Let’s start with the wine. For some or other reason, your parents seem to think that I prefer red wine to white, probably on account of my suit and the fact that I have zipped in from the North Pole. But believe you me, by the time I have made the deliveries in icy Europe, crossed the equator and had the reindeer vaccinated against foot-and-mouth disease before entering Southern Africa, Old St Nick has worked-up a hell of a sweat.
So having arrived for the South African section of my tour, the last thing one wants after evading a few hijackings and dodging pot-shots at the reindeer from trigger-happy farmers is a glass of tepid Shiraz or Merlot.
Yet, chances are this is what will be waiting for me, some half-oxidised warm red wine poured in a glass that looks as though it was stolen from a Brakpan wedding.
Talking of the latter suburb, I have learned that these kinds of areas tend be inhabited by adults showing a particular fondness for brandy, something I generally do not have a problem with. But when mixed with Coca Cola and left to stand in a tall glass for a few hours, this flat, room-temperature beverage is not at all agreeable. I hesitate to use the word “disrespect”, but take it this way: You are unlikely to receive the portable tattooing machine or Steve Hofmeyr Greatest Hits CD you so dearly wanted if I am again confronted by this unsuitable showing of hospitality.
The same goes for beer, despite my general fondness for this beverage as underscored by my girth. A can of dull lager or mug of flat beer is just not worth getting one’s beard wet for – and I had that on the UK rounds, anyway.
But as your young minds are being taught at school, let’s be positive and proactive.
Seeing that I have to wade through your wish-list of presents you’d like for Christmas, how about giving me a chance of asking what I’d like in my glass once the reindeer are parked, I’ve deactivated the burglar alarm to your house and made friends with the Rottweiler?
If I am to be given wine, please make it white. Chardonnay or Sauvignon Blanc, preferably, poured in a decent stemmed glass just before midnight so it will be cool once I get there. Does this mean no red?
Well, I know I mentioned Merlot as being tedious. However, should there in the house be a bottle or two of wine bearing a label with the red letters reading “Pétrus”, pour it in my glass, by all means. In fact, why go to the trouble and hassle of opening the bottle at all? Just slip the whole thing behind the curtains next to the tree, and I’ll take it from there.
The other red wine I would like, if red is the house-thing, is a spot of Pinot Noir. Lovely stuff this is, kids. But if a glass is to be left, please ensure that the cookies are replaced with chunks of fresh French bread and a good slab of that soft Brie or Camembert cheese – the stuff your Mom refers to as smelling like your Dad’s gym-bag or the neighbour’s attempts at cooking choucroute. Just do it and you’ll get more than a pair of trainers from me.

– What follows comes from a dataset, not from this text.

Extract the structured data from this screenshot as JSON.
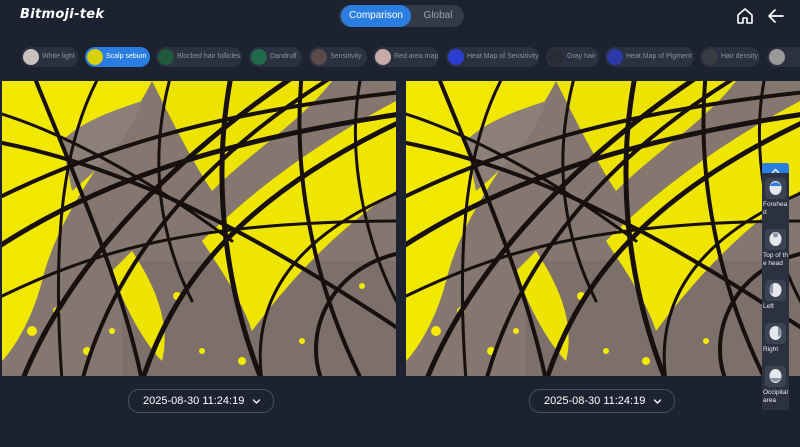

Sweet wine has always been deemed a “Santa favourite” – and I know you little buggers are aware of this because sometimes I get there to see you have already taken an illicit little sip from the glass under the tree. You are still too dim-witted to know this, but that sweet wine is usually poured from the same bottle as the sherry your Mom uses to make her trifle. With respect to the trifle, the sherry at hand is usually entry-level rot-gut stuff: good for pudding, awful on Santa’s palate. Next time I am offered this you are getting snakes-and-ladders instead of PlayStation and a mouldy Granny Smith instead of an Apple IPhone.
Put some pressure on the folks to select a real sherry from Jerez de la Frontera, preferably Amontillado or Pedro Ximenez, 10 years at least.
And if there is a Madeira Malvasia going, I promise you all your dreams will come true and wishes granted. Because surely, then you are the best boy or girl on earth.
Looking forward to my visit on the 24th and enjoying a longer, better stay.